Triggers

 

Many bipolar folks suffer from a number of triggering factors that often stem from a less-than-grand childhood. Some have experienced both physical and psychological abuse that serves to trigger a mood-swing when something prompts a memory of that abuse. These are issues that need careful working through and may take years in therapy to come to some kind of resolution. For example, a little one who constantly dealt with alcoholic parents and the chaos that brings may be terribly triggered by the use of alcohol by others close to them. That same child may have seen themselves as a caretaker of the alcoholics and thus suffer from issues to do with feeling out-of-control. They may develop obsessive-compulsive thought patterns and behaviours in an attempt to maintain control in their lives. Often eating disorders are another manifestation of the need to feel in control. Triggers for this person are going to go off like bombs when faced with a situation that threatens their control of their lives. Psychological triggers like these are incredibly difficult to deal with and other than a good therapist the best advice one can offer them is to tell them to eliminate the toxic persons in their lives and deal with the issues from their childhood. So, those who've been abused, abandoned, ignored, emotionally deprived as children have a huge additional trigger load that must be worked on so they don't continue to fester and replicate themselves in ever-more destructive ways.

 

Unlike the psychological triggers mentioned above, are those that can be termed as environmental triggers. For example, I am terribly triggered by loud, noisy crowds. They send me right up the wall and can trigger a manic swing pretty quickly if I am in just the wrong kind of mood at the time. Likewise, flashing lights trigger a state of confusion and hypomania sometimes. If I am in a mixed state, then the flashing of light or rapid movement of any object can send me into a total rage where I will strike out if not allowed to flee the situation. Storms serve as another of my triggers and have been known to send me manic. Since I am from Florida originally I had lots of opportunities to stand back and observe how a hurricane affected my mood and each time I would always experience euphoric feelings that often lasted for hours only to crash into mixed states once the stimulus was removed. Some bipolar folks cannot tolerate loud sounds of any sort and find them very distressing. The ability to spot the sources of one's triggers is half the battle to being able to live with this disorder. This means that one needs to avoid the triggering situation or person as much as is humanly possible to do. Sometimes, knowing what a trigger is can work in your best interest. For instance, some bipolar folks are extremely light sensitive and so they suffer from what is known as SAD (seasonal affective disorder). Knowing that an increase in light serves to send one a little bit high can be used to counter a depressive mood by the use of what is known as a SAD light box that one can sit under for a specified time. Many bipolar folks use these SAD light boxes to help modulate mood and it is a good use of something that is (or can be) a trigger of sorts.

 

Probably the most difficult triggers to deal with are those which have to do with how other people impinge on our daily existence.

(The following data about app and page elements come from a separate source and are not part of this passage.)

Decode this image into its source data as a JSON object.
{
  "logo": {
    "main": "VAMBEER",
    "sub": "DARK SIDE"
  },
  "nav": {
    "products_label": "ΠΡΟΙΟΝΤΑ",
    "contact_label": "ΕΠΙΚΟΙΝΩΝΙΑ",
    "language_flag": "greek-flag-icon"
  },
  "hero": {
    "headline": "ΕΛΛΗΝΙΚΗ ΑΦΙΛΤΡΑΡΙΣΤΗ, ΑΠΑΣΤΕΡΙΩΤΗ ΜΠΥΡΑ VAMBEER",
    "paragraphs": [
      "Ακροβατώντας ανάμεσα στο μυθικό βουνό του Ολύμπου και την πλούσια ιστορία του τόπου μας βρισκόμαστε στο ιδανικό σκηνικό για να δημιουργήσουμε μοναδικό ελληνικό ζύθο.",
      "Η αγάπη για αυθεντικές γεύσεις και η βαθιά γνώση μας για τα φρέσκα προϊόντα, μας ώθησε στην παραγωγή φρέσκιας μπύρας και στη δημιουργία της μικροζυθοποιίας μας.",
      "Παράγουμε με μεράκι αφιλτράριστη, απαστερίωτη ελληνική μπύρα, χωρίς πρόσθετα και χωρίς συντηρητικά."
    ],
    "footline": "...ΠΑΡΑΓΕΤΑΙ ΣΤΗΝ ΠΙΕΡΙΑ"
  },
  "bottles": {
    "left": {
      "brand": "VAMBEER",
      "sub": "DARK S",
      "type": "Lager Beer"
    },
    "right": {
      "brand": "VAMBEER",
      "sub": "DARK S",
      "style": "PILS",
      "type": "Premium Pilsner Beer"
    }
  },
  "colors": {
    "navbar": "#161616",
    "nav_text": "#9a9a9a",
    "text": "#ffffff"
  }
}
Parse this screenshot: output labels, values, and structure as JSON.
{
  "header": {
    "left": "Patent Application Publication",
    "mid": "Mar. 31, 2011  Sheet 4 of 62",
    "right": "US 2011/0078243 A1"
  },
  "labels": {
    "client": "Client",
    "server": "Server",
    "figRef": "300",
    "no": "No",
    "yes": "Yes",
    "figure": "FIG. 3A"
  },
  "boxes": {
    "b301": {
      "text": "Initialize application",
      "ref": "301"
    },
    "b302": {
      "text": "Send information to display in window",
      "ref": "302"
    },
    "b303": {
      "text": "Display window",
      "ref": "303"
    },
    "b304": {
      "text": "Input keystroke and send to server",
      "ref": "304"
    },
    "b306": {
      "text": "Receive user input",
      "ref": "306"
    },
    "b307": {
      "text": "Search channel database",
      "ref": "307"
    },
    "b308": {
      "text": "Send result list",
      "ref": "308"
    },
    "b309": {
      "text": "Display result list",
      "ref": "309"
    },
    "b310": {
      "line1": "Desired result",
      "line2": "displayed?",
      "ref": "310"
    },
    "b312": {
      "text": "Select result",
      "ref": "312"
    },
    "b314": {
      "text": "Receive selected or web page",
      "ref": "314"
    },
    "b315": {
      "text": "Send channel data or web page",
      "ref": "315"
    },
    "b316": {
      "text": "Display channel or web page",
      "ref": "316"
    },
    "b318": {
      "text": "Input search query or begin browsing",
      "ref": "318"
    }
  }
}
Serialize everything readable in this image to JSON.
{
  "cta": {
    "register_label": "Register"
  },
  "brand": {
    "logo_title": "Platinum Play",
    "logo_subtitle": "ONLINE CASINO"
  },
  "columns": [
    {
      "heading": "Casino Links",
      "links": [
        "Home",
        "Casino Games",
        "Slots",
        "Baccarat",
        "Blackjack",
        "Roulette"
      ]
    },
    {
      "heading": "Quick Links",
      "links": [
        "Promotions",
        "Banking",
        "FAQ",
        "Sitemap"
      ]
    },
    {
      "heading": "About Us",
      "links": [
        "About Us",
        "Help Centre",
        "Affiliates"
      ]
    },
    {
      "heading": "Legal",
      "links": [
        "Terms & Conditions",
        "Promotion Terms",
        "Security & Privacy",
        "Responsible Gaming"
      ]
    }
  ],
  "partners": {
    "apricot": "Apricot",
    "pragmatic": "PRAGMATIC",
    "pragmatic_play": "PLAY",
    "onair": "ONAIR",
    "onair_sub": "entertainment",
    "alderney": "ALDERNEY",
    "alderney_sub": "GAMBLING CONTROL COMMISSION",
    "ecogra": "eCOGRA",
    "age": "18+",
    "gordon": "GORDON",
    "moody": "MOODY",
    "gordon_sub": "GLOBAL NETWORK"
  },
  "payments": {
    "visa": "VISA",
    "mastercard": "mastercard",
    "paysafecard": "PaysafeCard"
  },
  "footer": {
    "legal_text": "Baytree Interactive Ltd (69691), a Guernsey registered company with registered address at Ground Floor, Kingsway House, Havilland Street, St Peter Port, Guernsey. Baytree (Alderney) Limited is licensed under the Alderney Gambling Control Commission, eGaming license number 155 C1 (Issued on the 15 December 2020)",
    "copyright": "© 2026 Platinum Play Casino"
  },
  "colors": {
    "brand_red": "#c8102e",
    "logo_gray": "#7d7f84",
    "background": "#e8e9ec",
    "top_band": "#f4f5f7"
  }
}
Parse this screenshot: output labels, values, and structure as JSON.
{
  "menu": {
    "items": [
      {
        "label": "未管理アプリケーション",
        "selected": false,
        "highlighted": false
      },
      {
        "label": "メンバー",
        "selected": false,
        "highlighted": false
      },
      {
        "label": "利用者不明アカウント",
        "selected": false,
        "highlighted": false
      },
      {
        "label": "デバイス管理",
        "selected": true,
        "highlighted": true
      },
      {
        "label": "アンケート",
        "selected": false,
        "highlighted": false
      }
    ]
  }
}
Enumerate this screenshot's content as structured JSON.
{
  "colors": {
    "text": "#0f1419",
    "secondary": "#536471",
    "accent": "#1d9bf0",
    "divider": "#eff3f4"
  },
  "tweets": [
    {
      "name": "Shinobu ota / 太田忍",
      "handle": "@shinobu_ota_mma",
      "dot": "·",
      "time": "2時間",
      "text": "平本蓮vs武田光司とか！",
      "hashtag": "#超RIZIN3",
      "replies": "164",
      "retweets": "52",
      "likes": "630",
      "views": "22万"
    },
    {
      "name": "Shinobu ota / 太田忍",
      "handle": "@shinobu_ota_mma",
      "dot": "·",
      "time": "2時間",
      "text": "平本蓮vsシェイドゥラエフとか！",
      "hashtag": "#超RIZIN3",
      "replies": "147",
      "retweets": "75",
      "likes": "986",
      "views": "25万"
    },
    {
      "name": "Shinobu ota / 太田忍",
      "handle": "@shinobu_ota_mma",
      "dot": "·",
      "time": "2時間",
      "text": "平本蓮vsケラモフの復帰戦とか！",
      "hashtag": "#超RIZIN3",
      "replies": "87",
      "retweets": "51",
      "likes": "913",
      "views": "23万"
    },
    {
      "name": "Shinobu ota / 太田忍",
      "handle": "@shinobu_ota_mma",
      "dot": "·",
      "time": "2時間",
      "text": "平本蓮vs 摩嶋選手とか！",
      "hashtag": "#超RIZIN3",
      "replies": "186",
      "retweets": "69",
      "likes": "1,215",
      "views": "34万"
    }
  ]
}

Many of us have young children and all that they can do may serve to trigger a mood change of some sort. For this reason many bipolar parents are constantly riding the wave in terms of trying to cope with their disorder as well as the usual ups and downs of being a parent. If you are a bipolar parent and would like to have a safe place to discuss child-related issues then be sure that you join our BP-Parents list for some great advice and support.

 

Likewise relationships between adult family members can be terribly triggering if there is a lot of turbulent history amongst the main players. Mother/daughter issues, father/son issues and virtually any mix of closely-related persons can be extremely triggering when there are tons of unresolved issues amongst them. Learning to deal with anger and resentment, old hurts and what have is best done with a good therapist, but learning to think clearly so as to see where the trigger arises can't hurt either. Please visit the critical thinking section of this website for some handy tips on how to think cleanly and clearly. You might also read up on two forms of therapy that can be particularly effective in dealing with our many human triggers. The two therapies are: Cognitive Behavioural Therapy (CBT) and Dialectical Behavioural Therapy (DBT). DBT is particularly effective for those bipolars who have also been diagnosed as Borderline Personality Disordered.

 

And finally, perhaps the all time worst trigger is that of work-related stress. Bottom line is that many of us simply don't do well in the workplace because we find office politics and such to be huge triggers for us, yet we almost all down to the person would prefer to be employed doing something useful rather than under using our many talents. Surviving the workplace in one piece is learning about how best to decrease stress and cut off those triggers at the pass before they overwhelm. For some interesting and helpful advice from the FyrenIyce family with regards to getting and staying employed please visit the job advice section of the website.